With a forearm length of 28.0 to 31.2 mm (1.10 to 1.23 in), Pipistrellus raceyi is small to medium-sized for a species of Pipistrellus. The body is reddish above and yellow-brown below. The wings are dark and the feet are small. Males have a long penis and baculum (penis bone), which is somewhat similar to those of P. endoi, P. abramus and P. paterculus. In the skull, the rostrum (front part) is less flat than in related species and the supraorbital ridges (above the eyes) are prominent. The fourth upper premolar does not touch the upper canine and the second lower premolar is well-developed.Schlieffen's bat
Schlieffen's bat or Schlieffen's twilight bat (Nycticeinops schlieffeni) is a species of vesper bat found in Africa. It has been placed in numerous genera since its first description in 1859, but morphological and genetic studies have confirmed it as the only species in the genus Nycticeinops. It is named for the collector of the original specimen, Wilhelm von Schlieffen-Schlieffiennburg.Scotorepens
Scotorepens is a genus of bats within the Vespertilionidae family. Species within this genus are widely distributed across Australia and to the north at Papua New Guinea and Indonesia.Van Gelder's bat
Van Gelder's bat (Bauerus dubiaquercus) is a species of vesper bat in the family Vespertilionidae.
It is found in Belize, Costa Rica, Honduras, and Mexico. The species is monotypic within its genus. It is part of the tribe Antrozoini within the subfamily Vespertilioninae and is related to the pallid bat (Antrozous pallidus). The bat is found in forest habitat from sea level to elevations as high as 2300 m, although not usually above 1300 m, and is insectivorous and crepuscular. It apparently has a fragmented distribution, and is threatened by deforestation.Vespertilionidae

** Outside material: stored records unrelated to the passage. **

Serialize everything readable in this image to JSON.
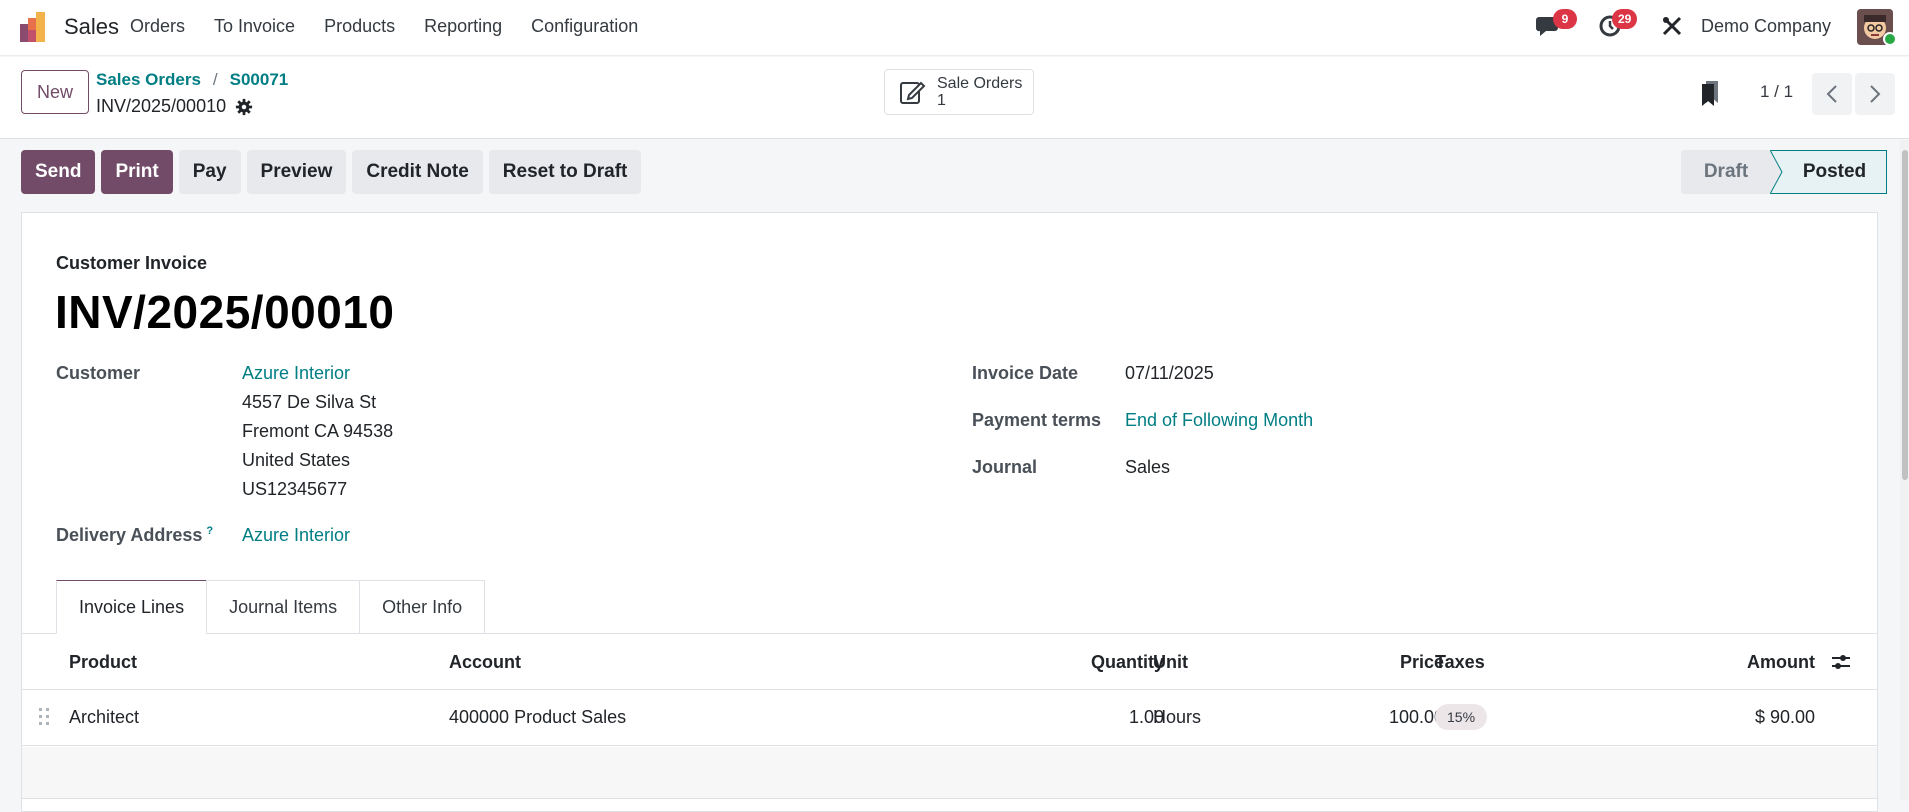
{
  "navbar": {
    "app_name": "Sales",
    "menu": [
      "Orders",
      "To Invoice",
      "Products",
      "Reporting",
      "Configuration"
    ],
    "messages_count": "9",
    "activities_count": "29",
    "company": "Demo Company"
  },
  "control": {
    "new_label": "New",
    "breadcrumb": [
      "Sales Orders",
      "S00071"
    ],
    "record_name": "INV/2025/00010",
    "smart_button": {
      "label": "Sale Orders",
      "count": "1"
    },
    "pager": "1 / 1"
  },
  "actions": [
    "Send",
    "Print",
    "Pay",
    "Preview",
    "Credit Note",
    "Reset to Draft"
  ],
  "status": {
    "draft": "Draft",
    "posted": "Posted",
    "current": "Posted"
  },
  "invoice": {
    "type": "Customer Invoice",
    "name": "INV/2025/00010",
    "customer_label": "Customer",
    "customer": "Azure Interior",
    "address": [
      "4557 De Silva St",
      "Fremont CA 94538",
      "United States",
      "US12345677"
    ],
    "delivery_label": "Delivery Address",
    "delivery_help": "?",
    "delivery": "Azure Interior",
    "date_label": "Invoice Date",
    "date": "07/11/2025",
    "terms_label": "Payment terms",
    "terms": "End of Following Month",
    "journal_label": "Journal",
    "journal": "Sales"
  },
  "tabs": [
    "Invoice Lines",
    "Journal Items",
    "Other Info"
  ],
  "table": {
    "headers": {
      "product": "Product",
      "account": "Account",
      "quantity": "Quantity",
      "unit": "Unit",
      "price": "Price",
      "taxes": "Taxes",
      "amount": "Amount"
    },
    "rows": [
      {
        "product": "Architect",
        "account": "400000 Product Sales",
        "quantity": "1.00",
        "unit": "Hours",
        "price": "100.00",
        "taxes": "15%",
        "amount": "$ 90.00"
      }
    ]
  },
  "colors": {
    "primary": "#714b67",
    "link": "#017e84",
    "badge": "#dc3545"
  }
}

Vespertilionidae is a family of microbats, of the order Chiroptera, flying, insect-eating mammals variously described as the common, vesper, or simple nosed bats. The vespertilionid family is the most diverse and widely distributed of bat genera, specialised in many forms to occupy a range of habitats and ecological circumstances, and it is frequently observed or the subject of research. The facial features of the species are often simple, as they mainly rely on vocally emitted echolocation. The tails of the species are enclosed by the lower flight membranes between the legs. Over 300 species are distributed all over the world, on every continent except Antarctica. It owes its name to the genus Vespertilio, which takes its name from a word for bat, vespertilio, derived from the Latin term vesper meaning 'evening'; they are termed as evening bats and once referred to as 'evening birds'.
Subfamilies of family Vespertilionidae
Species of subfamily Vespertilioninae